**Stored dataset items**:
▶

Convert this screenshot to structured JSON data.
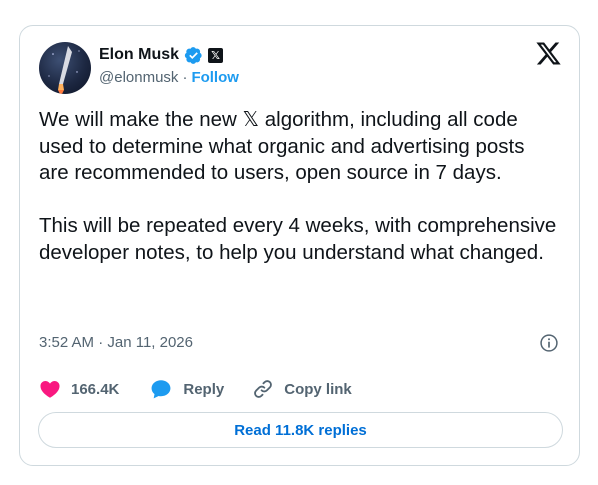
{
  "author": {
    "name": "Elon Musk",
    "handle": "@elonmusk",
    "separator": "·",
    "follow_label": "Follow",
    "badge_glyph": "𝕏"
  },
  "tweet": {
    "text": "We will make the new 𝕏 algorithm, including all code used to determine what organic and advertising posts are recommended to users, open source in 7 days.\n\nThis will be repeated every 4 weeks, with comprehensive developer notes, to help you understand what changed.",
    "timestamp": "3:52 AM · Jan 11, 2026"
  },
  "actions": {
    "like_count": "166.4K",
    "reply_label": "Reply",
    "copy_link_label": "Copy link"
  },
  "read_replies_label": "Read 11.8K replies",
  "icons": [
    "verified-icon",
    "x-badge-icon",
    "x-logo-icon",
    "info-icon",
    "heart-icon",
    "reply-icon",
    "link-icon"
  ],
  "colors": {
    "accent": "#1d9bf0",
    "replies_link": "#006fd6",
    "heart": "#f91880",
    "text_primary": "#0f1419",
    "text_secondary": "#536471",
    "border": "#cfd9de"
  }
}
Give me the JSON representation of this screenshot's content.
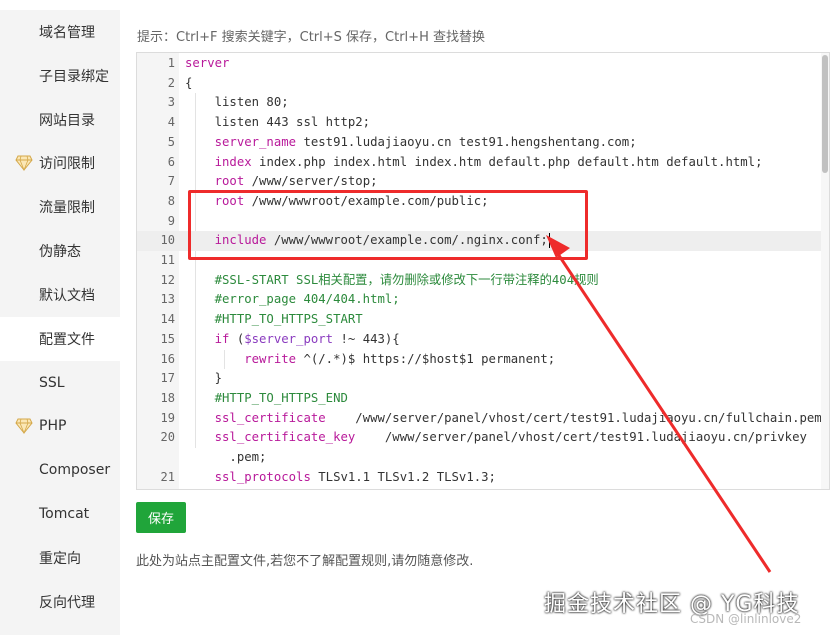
{
  "sidebar": {
    "items": [
      {
        "label": "域名管理",
        "gem": false,
        "active": false
      },
      {
        "label": "子目录绑定",
        "gem": false,
        "active": false
      },
      {
        "label": "网站目录",
        "gem": false,
        "active": false
      },
      {
        "label": "访问限制",
        "gem": true,
        "active": false
      },
      {
        "label": "流量限制",
        "gem": false,
        "active": false
      },
      {
        "label": "伪静态",
        "gem": false,
        "active": false
      },
      {
        "label": "默认文档",
        "gem": false,
        "active": false
      },
      {
        "label": "配置文件",
        "gem": false,
        "active": true
      },
      {
        "label": "SSL",
        "gem": false,
        "active": false
      },
      {
        "label": "PHP",
        "gem": true,
        "active": false
      },
      {
        "label": "Composer",
        "gem": false,
        "active": false
      },
      {
        "label": "Tomcat",
        "gem": false,
        "active": false
      },
      {
        "label": "重定向",
        "gem": false,
        "active": false
      },
      {
        "label": "反向代理",
        "gem": false,
        "active": false
      }
    ]
  },
  "hint": "提示：Ctrl+F 搜索关键字，Ctrl+S 保存，Ctrl+H 查找替换",
  "editor": {
    "current_line": 10,
    "lines": [
      {
        "n": "1",
        "parts": [
          [
            "kw",
            "server"
          ]
        ]
      },
      {
        "n": "2",
        "parts": [
          [
            "str",
            "{"
          ]
        ]
      },
      {
        "n": "3",
        "parts": [
          [
            "str",
            "    listen 80;"
          ]
        ]
      },
      {
        "n": "4",
        "parts": [
          [
            "str",
            "    listen 443 ssl http2;"
          ]
        ]
      },
      {
        "n": "5",
        "parts": [
          [
            "kw",
            "    server_name"
          ],
          [
            "str",
            " test91.ludajiaoyu.cn test91.hengshentang.com;"
          ]
        ]
      },
      {
        "n": "6",
        "parts": [
          [
            "kw",
            "    index"
          ],
          [
            "str",
            " index.php index.html index.htm default.php default.htm default.html;"
          ]
        ]
      },
      {
        "n": "7",
        "parts": [
          [
            "kw",
            "    root"
          ],
          [
            "str",
            " /www/server/stop;"
          ]
        ]
      },
      {
        "n": "8",
        "parts": [
          [
            "kw",
            "    root"
          ],
          [
            "str",
            " /www/wwwroot/example.com/public;"
          ]
        ]
      },
      {
        "n": "9",
        "parts": [
          [
            "str",
            ""
          ]
        ]
      },
      {
        "n": "10",
        "parts": [
          [
            "kw",
            "    include"
          ],
          [
            "str",
            " /www/wwwroot/example.com/.nginx.conf;"
          ]
        ]
      },
      {
        "n": "11",
        "parts": [
          [
            "str",
            ""
          ]
        ]
      },
      {
        "n": "12",
        "parts": [
          [
            "cm",
            "    #SSL-START SSL相关配置，请勿删除或修改下一行带注释的404规则"
          ]
        ]
      },
      {
        "n": "13",
        "parts": [
          [
            "cm",
            "    #error_page 404/404.html;"
          ]
        ]
      },
      {
        "n": "14",
        "parts": [
          [
            "cm",
            "    #HTTP_TO_HTTPS_START"
          ]
        ]
      },
      {
        "n": "15",
        "parts": [
          [
            "kw",
            "    if"
          ],
          [
            "str",
            " ("
          ],
          [
            "var",
            "$server_port"
          ],
          [
            "str",
            " !~ 443){"
          ]
        ]
      },
      {
        "n": "16",
        "parts": [
          [
            "kw",
            "        rewrite"
          ],
          [
            "str",
            " ^(/.*)$ https://$host$1 permanent;"
          ]
        ]
      },
      {
        "n": "17",
        "parts": [
          [
            "str",
            "    }"
          ]
        ]
      },
      {
        "n": "18",
        "parts": [
          [
            "cm",
            "    #HTTP_TO_HTTPS_END"
          ]
        ]
      },
      {
        "n": "19",
        "parts": [
          [
            "kw",
            "    ssl_certificate"
          ],
          [
            "str",
            "    /www/server/panel/vhost/cert/test91.ludajiaoyu.cn/fullchain.pem;"
          ]
        ]
      },
      {
        "n": "20",
        "parts": [
          [
            "kw",
            "    ssl_certificate_key"
          ],
          [
            "str",
            "    /www/server/panel/vhost/cert/test91.ludajiaoyu.cn/privkey"
          ]
        ]
      },
      {
        "n": "",
        "parts": [
          [
            "str",
            "      .pem;"
          ]
        ]
      },
      {
        "n": "21",
        "parts": [
          [
            "kw",
            "    ssl_protocols"
          ],
          [
            "str",
            " TLSv1.1 TLSv1.2 TLSv1.3;"
          ]
        ]
      }
    ]
  },
  "save_label": "保存",
  "note": "此处为站点主配置文件,若您不了解配置规则,请勿随意修改.",
  "watermark": "掘金技术社区 @ YG科技",
  "csdn_mark": "CSDN @linlinlove2",
  "colors": {
    "accent": "#20a53a",
    "annotation": "#ee2b2b"
  }
}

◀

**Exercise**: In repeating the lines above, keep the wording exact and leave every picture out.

**Task result**:
Convert this screenshot to structured JSON data.
{
  "author": {
    "name": "Elon Musk",
    "handle": "@elonmusk",
    "separator": "·",
    "follow_label": "Follow",
    "badge_glyph": "𝕏"
  },
  "tweet": {
    "text": "We will make the new 𝕏 algorithm, including all code used to determine what organic and advertising posts are recommended to users, open source in 7 days.\n\nThis will be repeated every 4 weeks, with comprehensive developer notes, to help you understand what changed.",
    "timestamp": "3:52 AM · Jan 11, 2026"
  },
  "actions": {
    "like_count": "166.4K",
    "reply_label": "Reply",
    "copy_link_label": "Copy link"
  },
  "read_replies_label": "Read 11.8K replies",
  "icons": [
    "verified-icon",
    "x-badge-icon",
    "x-logo-icon",
    "info-icon",
    "heart-icon",
    "reply-icon",
    "link-icon"
  ],
  "colors": {
    "accent": "#1d9bf0",
    "replies_link": "#006fd6",
    "heart": "#f91880",
    "text_primary": "#0f1419",
    "text_secondary": "#536471",
    "border": "#cfd9de"
  }
}
Give me the JSON representation of this screenshot's content.
{
  "sidebar": {
    "items": [
      {
        "label": "域名管理",
        "gem": false,
        "active": false
      },
      {
        "label": "子目录绑定",
        "gem": false,
        "active": false
      },
      {
        "label": "网站目录",
        "gem": false,
        "active": false
      },
      {
        "label": "访问限制",
        "gem": true,
        "active": false
      },
      {
        "label": "流量限制",
        "gem": false,
        "active": false
      },
      {
        "label": "伪静态",
        "gem": false,
        "active": false
      },
      {
        "label": "默认文档",
        "gem": false,
        "active": false
      },
      {
        "label": "配置文件",
        "gem": false,
        "active": true
      },
      {
        "label": "SSL",
        "gem": false,
        "active": false
      },
      {
        "label": "PHP",
        "gem": true,
        "active": false
      },
      {
        "label": "Composer",
        "gem": false,
        "active": false
      },
      {
        "label": "Tomcat",
        "gem": false,
        "active": false
      },
      {
        "label": "重定向",
        "gem": false,
        "active": false
      },
      {
        "label": "反向代理",
        "gem": false,
        "active": false
      }
    ]
  },
  "hint": "提示：Ctrl+F 搜索关键字，Ctrl+S 保存，Ctrl+H 查找替换",
  "editor": {
    "current_line": 10,
    "lines": [
      {
        "n": "1",
        "parts": [
          [
            "kw",
            "server"
          ]
        ]
      },
      {
        "n": "2",
        "parts": [
          [
            "str",
            "{"
          ]
        ]
      },
      {
        "n": "3",
        "parts": [
          [
            "str",
            "    listen 80;"
          ]
        ]
      },
      {
        "n": "4",
        "parts": [
          [
            "str",
            "    listen 443 ssl http2;"
          ]
        ]
      },
      {
        "n": "5",
        "parts": [
          [
            "kw",
            "    server_name"
          ],
          [
            "str",
            " test91.ludajiaoyu.cn test91.hengshentang.com;"
          ]
        ]
      },
      {
        "n": "6",
        "parts": [
          [
            "kw",
            "    index"
          ],
          [
            "str",
            " index.php index.html index.htm default.php default.htm default.html;"
          ]
        ]
      },
      {
        "n": "7",
        "parts": [
          [
            "kw",
            "    root"
          ],
          [
            "str",
            " /www/server/stop;"
          ]
        ]
      },
      {
        "n": "8",
        "parts": [
          [
            "kw",
            "    root"
          ],
          [
            "str",
            " /www/wwwroot/example.com/public;"
          ]
        ]
      },
      {
        "n": "9",
        "parts": [
          [
            "str",
            ""
          ]
        ]
      },
      {
        "n": "10",
        "parts": [
          [
            "kw",
            "    include"
          ],
          [
            "str",
            " /www/wwwroot/example.com/.nginx.conf;"
          ]
        ]
      },
      {
        "n": "11",
        "parts": [
          [
            "str",
            ""
          ]
        ]
      },
      {
        "n": "12",
        "parts": [
          [
            "cm",
            "    #SSL-START SSL相关配置，请勿删除或修改下一行带注释的404规则"
          ]
        ]
      },
      {
        "n": "13",
        "parts": [
          [
            "cm",
            "    #error_page 404/404.html;"
          ]
        ]
      },
      {
        "n": "14",
        "parts": [
          [
            "cm",
            "    #HTTP_TO_HTTPS_START"
          ]
        ]
      },
      {
        "n": "15",
        "parts": [
          [
            "kw",
            "    if"
          ],
          [
            "str",
            " ("
          ],
          [
            "var",
            "$server_port"
          ],
          [
            "str",
            " !~ 443){"
          ]
        ]
      },
      {
        "n": "16",
        "parts": [
          [
            "kw",
            "        rewrite"
          ],
          [
            "str",
            " ^(/.*)$ https://$host$1 permanent;"
          ]
        ]
      },
      {
        "n": "17",
        "parts": [
          [
            "str",
            "    }"
          ]
        ]
      },
      {
        "n": "18",
        "parts": [
          [
            "cm",
            "    #HTTP_TO_HTTPS_END"
          ]
        ]
      },
      {
        "n": "19",
        "parts": [
          [
            "kw",
            "    ssl_certificate"
          ],
          [
            "str",
            "    /www/server/panel/vhost/cert/test91.ludajiaoyu.cn/fullchain.pem;"
          ]
        ]
      },
      {
        "n": "20",
        "parts": [
          [
            "kw",
            "    ssl_certificate_key"
          ],
          [
            "str",
            "    /www/server/panel/vhost/cert/test91.ludajiaoyu.cn/privkey"
          ]
        ]
      },
      {
        "n": "",
        "parts": [
          [
            "str",
            "      .pem;"
          ]
        ]
      },
      {
        "n": "21",
        "parts": [
          [
            "kw",
            "    ssl_protocols"
          ],
          [
            "str",
            " TLSv1.1 TLSv1.2 TLSv1.3;"
          ]
        ]
      }
    ]
  },
  "save_label": "保存",
  "note": "此处为站点主配置文件,若您不了解配置规则,请勿随意修改.",
  "watermark": "掘金技术社区 @ YG科技",
  "csdn_mark": "CSDN @linlinlove2",
  "colors": {
    "accent": "#20a53a",
    "annotation": "#ee2b2b"
  }
}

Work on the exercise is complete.